SEOUL, Aug. 3 (UPI) — The U.S. secretary of the army said the U.S. armed forces in Korea plan to upgrade the Patriot system to better defend Seoul.
The replacement is to take place by 2018, Yonhap reported.
“Right now, we are focusing on upgrading the Patriot system that we have here in Korea,” Eric Fanning said during an interview at Osan Air Base when he hinted the replacement could take place by the end of 2018.
The Patriot Advanced Capability interceptor is to be deployed in the Seoul metropolitan area. The system is currently located in Osan, outside Seoul, and under the operation of the 35th Air Defense Artillery.
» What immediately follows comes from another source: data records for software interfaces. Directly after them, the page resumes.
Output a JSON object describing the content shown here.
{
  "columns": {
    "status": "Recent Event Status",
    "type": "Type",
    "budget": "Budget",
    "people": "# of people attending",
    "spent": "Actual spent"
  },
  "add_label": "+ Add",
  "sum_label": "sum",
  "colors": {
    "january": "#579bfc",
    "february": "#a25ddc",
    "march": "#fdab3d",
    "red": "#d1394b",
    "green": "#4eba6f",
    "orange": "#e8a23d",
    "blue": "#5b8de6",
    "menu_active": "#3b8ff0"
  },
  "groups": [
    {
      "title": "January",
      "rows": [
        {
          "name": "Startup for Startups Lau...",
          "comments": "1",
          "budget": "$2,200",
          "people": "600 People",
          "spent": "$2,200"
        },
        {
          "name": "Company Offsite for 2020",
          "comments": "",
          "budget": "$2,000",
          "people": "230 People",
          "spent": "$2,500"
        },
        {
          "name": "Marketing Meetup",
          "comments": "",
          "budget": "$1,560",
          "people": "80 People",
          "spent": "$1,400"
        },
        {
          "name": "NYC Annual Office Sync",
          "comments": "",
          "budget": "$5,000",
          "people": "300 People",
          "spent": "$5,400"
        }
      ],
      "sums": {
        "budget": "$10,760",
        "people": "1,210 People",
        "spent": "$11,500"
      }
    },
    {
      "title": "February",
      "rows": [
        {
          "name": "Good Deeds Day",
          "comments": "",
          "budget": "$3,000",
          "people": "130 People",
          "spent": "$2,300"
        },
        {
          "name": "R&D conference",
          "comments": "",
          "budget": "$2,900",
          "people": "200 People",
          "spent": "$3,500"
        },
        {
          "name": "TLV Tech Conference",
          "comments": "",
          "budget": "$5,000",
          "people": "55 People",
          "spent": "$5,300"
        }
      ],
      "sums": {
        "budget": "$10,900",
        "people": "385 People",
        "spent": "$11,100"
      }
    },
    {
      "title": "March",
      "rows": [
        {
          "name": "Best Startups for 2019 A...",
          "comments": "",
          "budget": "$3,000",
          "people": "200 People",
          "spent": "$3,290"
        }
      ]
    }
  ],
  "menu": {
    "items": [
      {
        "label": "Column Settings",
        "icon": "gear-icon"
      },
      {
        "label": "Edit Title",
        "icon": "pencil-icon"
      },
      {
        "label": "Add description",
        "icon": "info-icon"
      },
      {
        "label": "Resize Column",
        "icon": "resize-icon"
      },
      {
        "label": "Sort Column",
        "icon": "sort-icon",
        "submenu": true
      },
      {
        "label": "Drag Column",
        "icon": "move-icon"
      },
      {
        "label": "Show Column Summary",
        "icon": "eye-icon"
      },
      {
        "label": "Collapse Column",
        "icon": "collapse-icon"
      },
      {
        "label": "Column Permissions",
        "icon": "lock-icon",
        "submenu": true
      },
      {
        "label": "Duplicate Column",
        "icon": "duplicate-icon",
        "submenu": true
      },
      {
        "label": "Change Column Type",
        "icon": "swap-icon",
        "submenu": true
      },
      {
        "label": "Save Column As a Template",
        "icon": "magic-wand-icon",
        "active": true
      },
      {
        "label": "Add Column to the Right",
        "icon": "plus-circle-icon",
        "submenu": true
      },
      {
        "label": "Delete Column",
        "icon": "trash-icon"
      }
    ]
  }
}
The 35th Air Defense Artillery is also to be responsible for the operation of the U.S. anti-missile defense system THAAD.
THAAD is to be deployed in late 2017, but the residents of Seongju, the town near the site of deployment, have been consistently opposed to the measure.
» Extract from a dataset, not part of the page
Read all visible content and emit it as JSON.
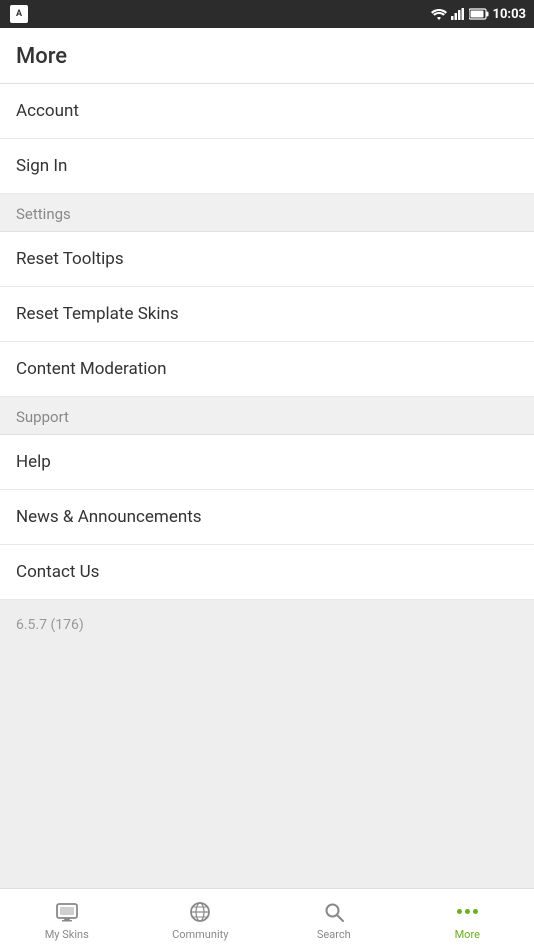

South Korea media reported there is a possibility the system could be the latest model, or the PAC-3 Missile Segment Enhancement.
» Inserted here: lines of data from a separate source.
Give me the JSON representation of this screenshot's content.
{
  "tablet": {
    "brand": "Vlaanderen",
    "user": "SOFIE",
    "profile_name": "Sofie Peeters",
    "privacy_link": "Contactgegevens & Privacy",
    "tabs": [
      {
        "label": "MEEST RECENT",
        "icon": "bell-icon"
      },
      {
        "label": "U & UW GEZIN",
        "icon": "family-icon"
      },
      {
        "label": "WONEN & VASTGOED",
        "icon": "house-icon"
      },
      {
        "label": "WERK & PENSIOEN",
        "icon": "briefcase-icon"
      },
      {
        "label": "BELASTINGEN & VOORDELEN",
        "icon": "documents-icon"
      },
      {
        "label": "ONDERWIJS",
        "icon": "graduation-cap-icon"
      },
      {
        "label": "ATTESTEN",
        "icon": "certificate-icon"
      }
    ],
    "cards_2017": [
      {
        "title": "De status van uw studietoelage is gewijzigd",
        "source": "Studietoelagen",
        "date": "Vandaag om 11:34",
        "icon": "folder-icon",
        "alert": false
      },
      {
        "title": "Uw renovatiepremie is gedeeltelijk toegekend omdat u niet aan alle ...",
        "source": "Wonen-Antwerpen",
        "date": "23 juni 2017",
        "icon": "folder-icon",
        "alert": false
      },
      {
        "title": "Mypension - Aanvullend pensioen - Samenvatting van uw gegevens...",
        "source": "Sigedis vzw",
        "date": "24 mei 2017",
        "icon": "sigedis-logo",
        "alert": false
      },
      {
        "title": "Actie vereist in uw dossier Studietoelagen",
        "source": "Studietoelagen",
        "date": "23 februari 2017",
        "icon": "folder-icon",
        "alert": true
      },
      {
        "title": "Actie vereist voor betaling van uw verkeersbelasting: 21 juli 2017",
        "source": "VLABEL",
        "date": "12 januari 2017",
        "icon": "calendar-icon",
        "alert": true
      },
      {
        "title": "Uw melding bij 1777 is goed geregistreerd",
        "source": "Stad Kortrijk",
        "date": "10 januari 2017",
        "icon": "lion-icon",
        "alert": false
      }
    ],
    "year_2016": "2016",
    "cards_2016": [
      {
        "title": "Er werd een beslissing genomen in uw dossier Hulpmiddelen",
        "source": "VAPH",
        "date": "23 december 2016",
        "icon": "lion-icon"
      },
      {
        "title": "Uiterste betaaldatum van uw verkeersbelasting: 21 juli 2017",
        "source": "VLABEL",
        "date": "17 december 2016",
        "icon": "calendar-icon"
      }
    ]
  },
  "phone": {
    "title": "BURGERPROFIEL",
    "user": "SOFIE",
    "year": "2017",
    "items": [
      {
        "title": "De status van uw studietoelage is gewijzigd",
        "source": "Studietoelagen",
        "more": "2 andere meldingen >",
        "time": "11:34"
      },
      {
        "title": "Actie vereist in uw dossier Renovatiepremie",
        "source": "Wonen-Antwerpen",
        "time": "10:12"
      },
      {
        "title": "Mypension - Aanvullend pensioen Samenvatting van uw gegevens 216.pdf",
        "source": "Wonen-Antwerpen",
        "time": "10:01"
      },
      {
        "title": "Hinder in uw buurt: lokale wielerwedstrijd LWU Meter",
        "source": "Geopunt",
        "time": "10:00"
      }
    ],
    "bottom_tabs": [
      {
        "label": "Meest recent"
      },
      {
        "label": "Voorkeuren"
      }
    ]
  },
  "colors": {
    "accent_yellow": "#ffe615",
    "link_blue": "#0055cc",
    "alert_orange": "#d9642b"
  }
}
There are currently 64 PAC-2 and PAC-3 systems at various U.S. military bases in South Korea.
Fanning also said the United States and South Korea are looking into other defense options aside from THAAD and Patriot missiles.
There was some public opposition to THAAD deployment and in order to allay fears of radiation from electromagnetic waves emanating from the AN/TPY-2 radar, the U.S. Army permitted South Korean reporters to visit Guam to check the level of radiation.